From usenet recently, comp.arch newsgroup, a different and slightly more cynical take on Itanium, or Itanic, as it was known:-
In article <firstname.lastname@example.org>,
Quadibloc <email@example.com> wrote:
>Even if the performance problems of the Itanium architecture could be fixed, so
>as to make it something almost rivaling the Mill, Intel right now is rather too
>busy looking over its shoulder at AMD to worry about that.
Fix IA-64? There's nothing to fix.
IA-64 was a wild success that achieved it's top 2 goals before Merced
hit the market:
1) It got HP access to Intel's fabs, making PA-RISC CPUs much more
competitive for 2 years.
2) It got several mid-level managers in HP Servers promoted to outside
IA-64 started in HP Labs as PA-WideWord (called PA-WW). This was basically
the final IA-64, with the added fun benefit of fixed data cache latency
with no interlocks. (Don't laugh).
Once interlocks were added, the result was pretty much IA-64: rotating
registers, the register stack, speculation with Not-A-Thing bits, predication,
fixed bundles, etc. All the details weren't finalized, yet.
And PA-WW wasn't going anywhere inside HP.
So, midlevel managers at HP knew about PA-WW, and with evil genius
they sold this to Intel as IA64: a solution to Intel's 64-bit problem, and
as a solution for HP to have access to Intel's fab's to make PA-RISC
CPUs run faster. HP had success moving to new architectures with emulation support, so they knew they could move PA-RISC and x86 to IA-64, with a penalty of course, but it would work. And they had the detailed HP Labs data showing how fast PA-WW was going to be.
Once Intel bit, IA-64 became a train that could not be stopped inside HP.
And Intel's internal politics worked similarly: this was a way for a
down-and-out design group in Intel to show up the x86 guys.
Technically, inside HP, IA-64 was viewed as just the next thing to do:
Not much better, but not worse. And it had the "potential" to be much better.
And some folks liked the idea of working on something other people would
use (HP servers made good money, but were not popular in universities).

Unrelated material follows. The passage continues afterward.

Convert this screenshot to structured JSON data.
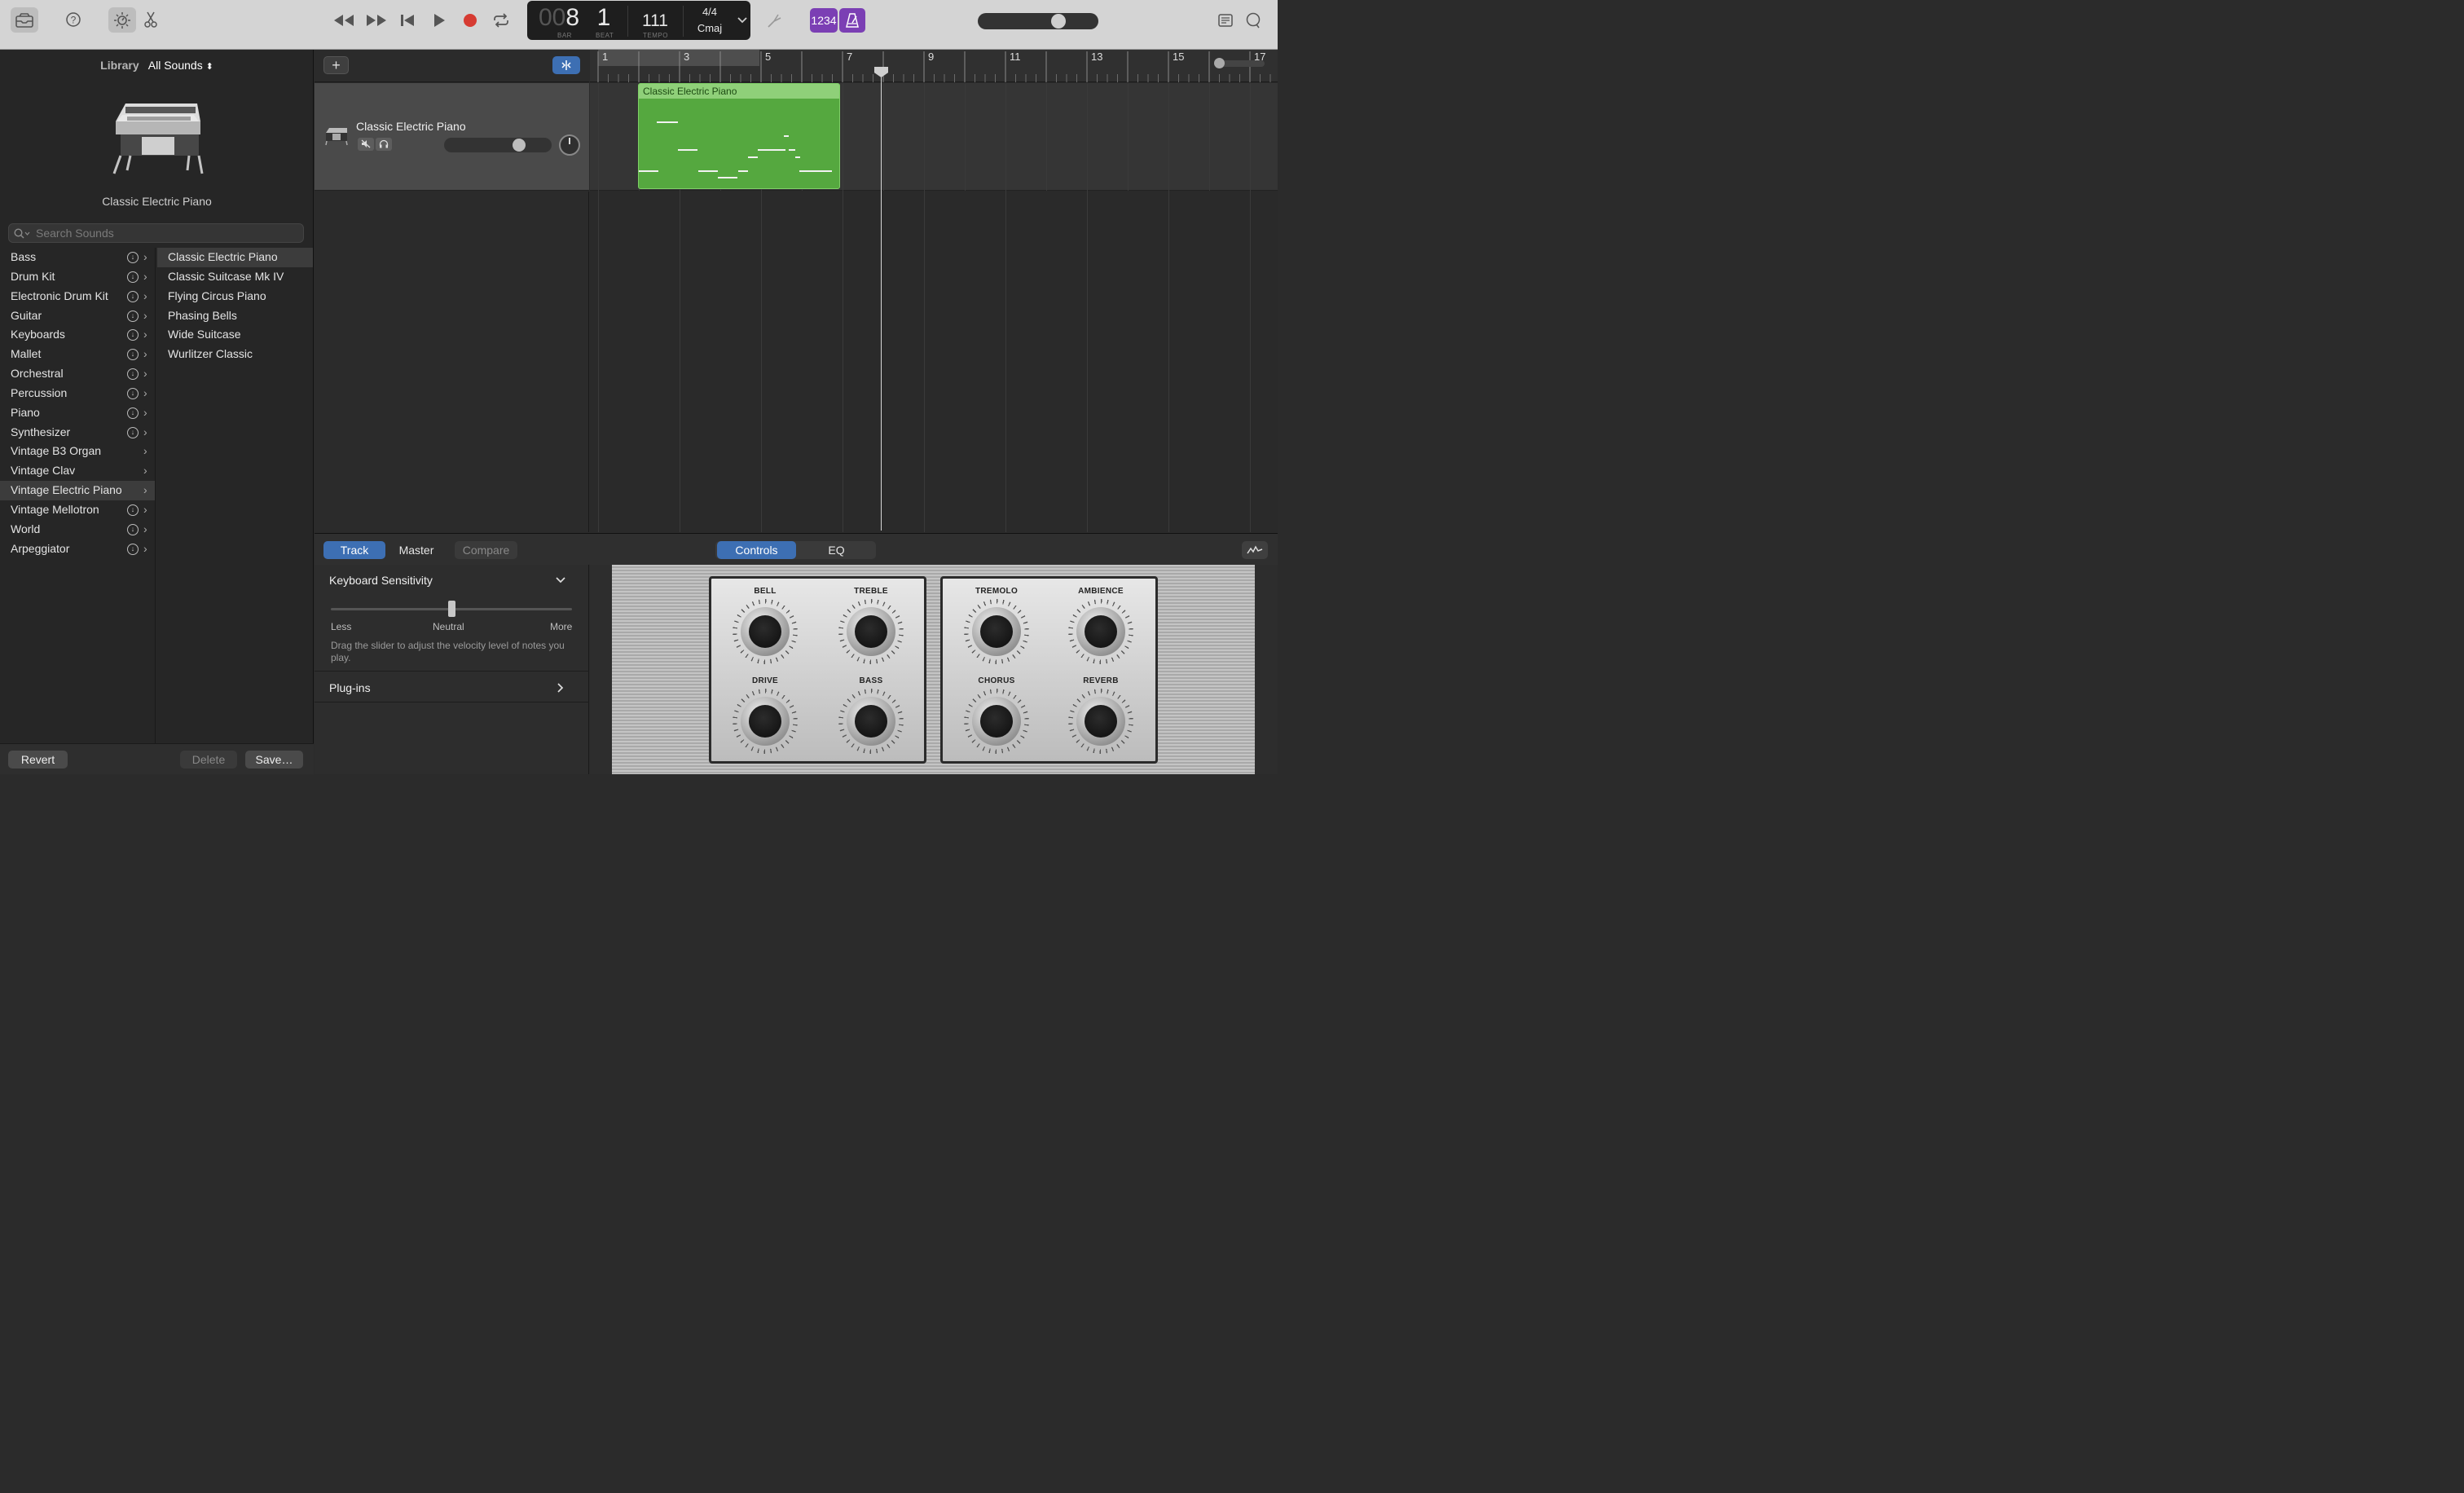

So there was no strong pushback. And there definitely were interesting
technical challenges that sucked folks in: VLIW, speculation, etc.
And IA-64 had the mantra "the compiler can handle this", which lots of
people suspected was not true, but which is hard to prove. IA-64 is the
proof the world needed that in-order was dead (performancewise).
And, within 3 years (and before Merced shipped), all the mid-level HP managers
involved had been promoted to positions outside HP. It's a skill to
get out before your chickens come home to roost. And PA-RISC CPUs
hit new MHz targets, doubling in speed in 2 years, on Intel fabs.
So IA-64 was clearly successful.
Oh, you mean as a computer to actually buy? Oh, that's different.
And PA-RISC CPUs got even faster on an IBM SOI fab, doubling in speed in
another 2 years, making access to the Intel fabs unnecessary.
IA-64 was foisted onto the world so some managers could be
big-wigs for a while and get promotions.